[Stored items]
^^^^^^^^^^^^^^^^
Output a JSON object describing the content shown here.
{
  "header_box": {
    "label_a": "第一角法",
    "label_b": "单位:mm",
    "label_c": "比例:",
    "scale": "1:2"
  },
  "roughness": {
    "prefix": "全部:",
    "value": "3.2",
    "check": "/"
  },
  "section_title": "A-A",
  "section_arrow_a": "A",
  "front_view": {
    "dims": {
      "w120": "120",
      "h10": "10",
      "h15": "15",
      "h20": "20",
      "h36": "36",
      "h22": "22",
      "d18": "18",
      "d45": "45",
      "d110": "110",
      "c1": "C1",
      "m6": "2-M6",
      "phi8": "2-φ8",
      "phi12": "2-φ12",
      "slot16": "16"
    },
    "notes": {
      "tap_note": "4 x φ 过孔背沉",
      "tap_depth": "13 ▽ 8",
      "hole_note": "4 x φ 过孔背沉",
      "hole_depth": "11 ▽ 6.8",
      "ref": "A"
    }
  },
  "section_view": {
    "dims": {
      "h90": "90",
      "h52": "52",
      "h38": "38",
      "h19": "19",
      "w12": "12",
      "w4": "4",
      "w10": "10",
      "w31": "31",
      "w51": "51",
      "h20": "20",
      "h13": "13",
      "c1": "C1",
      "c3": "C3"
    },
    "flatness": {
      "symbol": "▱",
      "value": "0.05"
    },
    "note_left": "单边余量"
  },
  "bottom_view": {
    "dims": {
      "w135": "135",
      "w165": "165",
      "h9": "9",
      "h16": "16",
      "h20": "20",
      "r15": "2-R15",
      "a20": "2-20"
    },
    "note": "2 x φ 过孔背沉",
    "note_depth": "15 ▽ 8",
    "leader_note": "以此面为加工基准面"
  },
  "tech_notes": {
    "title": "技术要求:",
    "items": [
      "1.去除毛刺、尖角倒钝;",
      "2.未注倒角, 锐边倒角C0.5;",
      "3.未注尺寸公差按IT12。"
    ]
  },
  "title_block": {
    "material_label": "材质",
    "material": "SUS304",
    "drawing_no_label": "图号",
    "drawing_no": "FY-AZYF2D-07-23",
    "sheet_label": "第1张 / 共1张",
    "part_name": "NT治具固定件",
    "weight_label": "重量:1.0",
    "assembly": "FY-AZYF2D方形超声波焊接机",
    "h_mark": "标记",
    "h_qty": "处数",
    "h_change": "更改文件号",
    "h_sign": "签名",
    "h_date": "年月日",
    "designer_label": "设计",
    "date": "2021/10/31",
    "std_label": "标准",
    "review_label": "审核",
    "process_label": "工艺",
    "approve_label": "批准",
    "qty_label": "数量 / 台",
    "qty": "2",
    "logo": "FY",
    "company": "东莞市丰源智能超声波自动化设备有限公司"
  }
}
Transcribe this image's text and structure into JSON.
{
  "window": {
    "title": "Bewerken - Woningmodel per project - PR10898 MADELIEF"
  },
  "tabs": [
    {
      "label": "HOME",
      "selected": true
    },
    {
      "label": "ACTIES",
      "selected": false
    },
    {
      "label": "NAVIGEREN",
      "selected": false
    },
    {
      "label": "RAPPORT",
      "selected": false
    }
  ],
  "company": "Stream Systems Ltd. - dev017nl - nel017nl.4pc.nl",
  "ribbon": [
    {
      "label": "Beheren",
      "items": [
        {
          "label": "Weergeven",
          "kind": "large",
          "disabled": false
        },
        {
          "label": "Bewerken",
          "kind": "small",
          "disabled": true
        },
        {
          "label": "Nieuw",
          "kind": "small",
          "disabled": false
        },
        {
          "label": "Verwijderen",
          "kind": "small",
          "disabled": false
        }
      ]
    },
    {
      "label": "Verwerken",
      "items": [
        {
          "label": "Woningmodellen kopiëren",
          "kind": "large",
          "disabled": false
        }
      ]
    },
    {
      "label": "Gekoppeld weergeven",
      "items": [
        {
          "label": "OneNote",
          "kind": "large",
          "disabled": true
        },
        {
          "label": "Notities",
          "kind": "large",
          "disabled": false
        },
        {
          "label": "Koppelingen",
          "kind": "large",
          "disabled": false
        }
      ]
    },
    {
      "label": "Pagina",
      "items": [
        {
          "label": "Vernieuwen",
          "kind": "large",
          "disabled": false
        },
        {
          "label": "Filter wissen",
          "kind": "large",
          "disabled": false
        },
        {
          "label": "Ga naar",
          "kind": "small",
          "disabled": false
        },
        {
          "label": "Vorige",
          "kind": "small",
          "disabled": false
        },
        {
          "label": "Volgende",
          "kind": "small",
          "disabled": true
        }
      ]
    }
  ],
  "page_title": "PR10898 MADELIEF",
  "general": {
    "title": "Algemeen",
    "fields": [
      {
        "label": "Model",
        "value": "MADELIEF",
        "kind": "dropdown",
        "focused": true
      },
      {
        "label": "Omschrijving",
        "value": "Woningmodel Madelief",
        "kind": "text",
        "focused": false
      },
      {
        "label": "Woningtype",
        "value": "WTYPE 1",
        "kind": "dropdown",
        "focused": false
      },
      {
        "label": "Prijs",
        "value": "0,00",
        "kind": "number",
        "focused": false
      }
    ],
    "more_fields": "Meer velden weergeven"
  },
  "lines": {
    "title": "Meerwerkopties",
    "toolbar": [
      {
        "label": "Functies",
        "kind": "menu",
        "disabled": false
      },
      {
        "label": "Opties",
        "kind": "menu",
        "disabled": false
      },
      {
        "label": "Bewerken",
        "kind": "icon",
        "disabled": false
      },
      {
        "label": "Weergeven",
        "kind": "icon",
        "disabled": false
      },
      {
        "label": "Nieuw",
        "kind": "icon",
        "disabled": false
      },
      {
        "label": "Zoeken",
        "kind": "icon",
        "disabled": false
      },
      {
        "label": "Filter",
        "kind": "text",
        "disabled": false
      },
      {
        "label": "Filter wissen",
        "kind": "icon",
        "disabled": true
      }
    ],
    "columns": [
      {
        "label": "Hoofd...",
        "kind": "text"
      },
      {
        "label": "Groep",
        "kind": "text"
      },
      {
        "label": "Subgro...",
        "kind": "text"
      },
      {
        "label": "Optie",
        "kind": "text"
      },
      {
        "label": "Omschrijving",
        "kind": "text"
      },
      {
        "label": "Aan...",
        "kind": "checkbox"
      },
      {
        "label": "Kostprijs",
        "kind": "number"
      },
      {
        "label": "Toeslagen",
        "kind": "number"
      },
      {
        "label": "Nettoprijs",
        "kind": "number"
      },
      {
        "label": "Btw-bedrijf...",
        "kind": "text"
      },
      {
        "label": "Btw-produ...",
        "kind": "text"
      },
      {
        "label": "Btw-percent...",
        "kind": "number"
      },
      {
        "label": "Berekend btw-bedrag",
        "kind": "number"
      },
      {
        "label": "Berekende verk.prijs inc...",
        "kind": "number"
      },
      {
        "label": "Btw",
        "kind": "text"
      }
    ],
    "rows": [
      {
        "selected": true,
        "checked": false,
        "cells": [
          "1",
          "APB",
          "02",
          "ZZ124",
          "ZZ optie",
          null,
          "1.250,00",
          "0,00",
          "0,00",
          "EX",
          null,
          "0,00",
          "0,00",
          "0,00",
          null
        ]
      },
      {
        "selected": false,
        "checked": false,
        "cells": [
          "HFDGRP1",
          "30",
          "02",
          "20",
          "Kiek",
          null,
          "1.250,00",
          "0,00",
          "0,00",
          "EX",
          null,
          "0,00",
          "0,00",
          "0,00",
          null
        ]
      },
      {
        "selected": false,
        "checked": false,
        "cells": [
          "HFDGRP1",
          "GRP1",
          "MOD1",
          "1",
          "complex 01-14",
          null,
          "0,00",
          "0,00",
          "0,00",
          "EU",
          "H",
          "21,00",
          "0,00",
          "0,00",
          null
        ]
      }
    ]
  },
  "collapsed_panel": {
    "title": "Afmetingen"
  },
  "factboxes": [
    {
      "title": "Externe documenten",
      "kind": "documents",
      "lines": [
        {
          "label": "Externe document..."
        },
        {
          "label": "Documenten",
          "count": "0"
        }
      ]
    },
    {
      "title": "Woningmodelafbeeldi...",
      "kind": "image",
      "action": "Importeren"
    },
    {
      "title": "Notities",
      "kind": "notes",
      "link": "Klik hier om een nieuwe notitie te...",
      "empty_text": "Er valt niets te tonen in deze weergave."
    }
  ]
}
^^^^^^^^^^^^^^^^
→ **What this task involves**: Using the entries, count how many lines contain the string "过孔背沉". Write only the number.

→ **Result of the exercise**: 3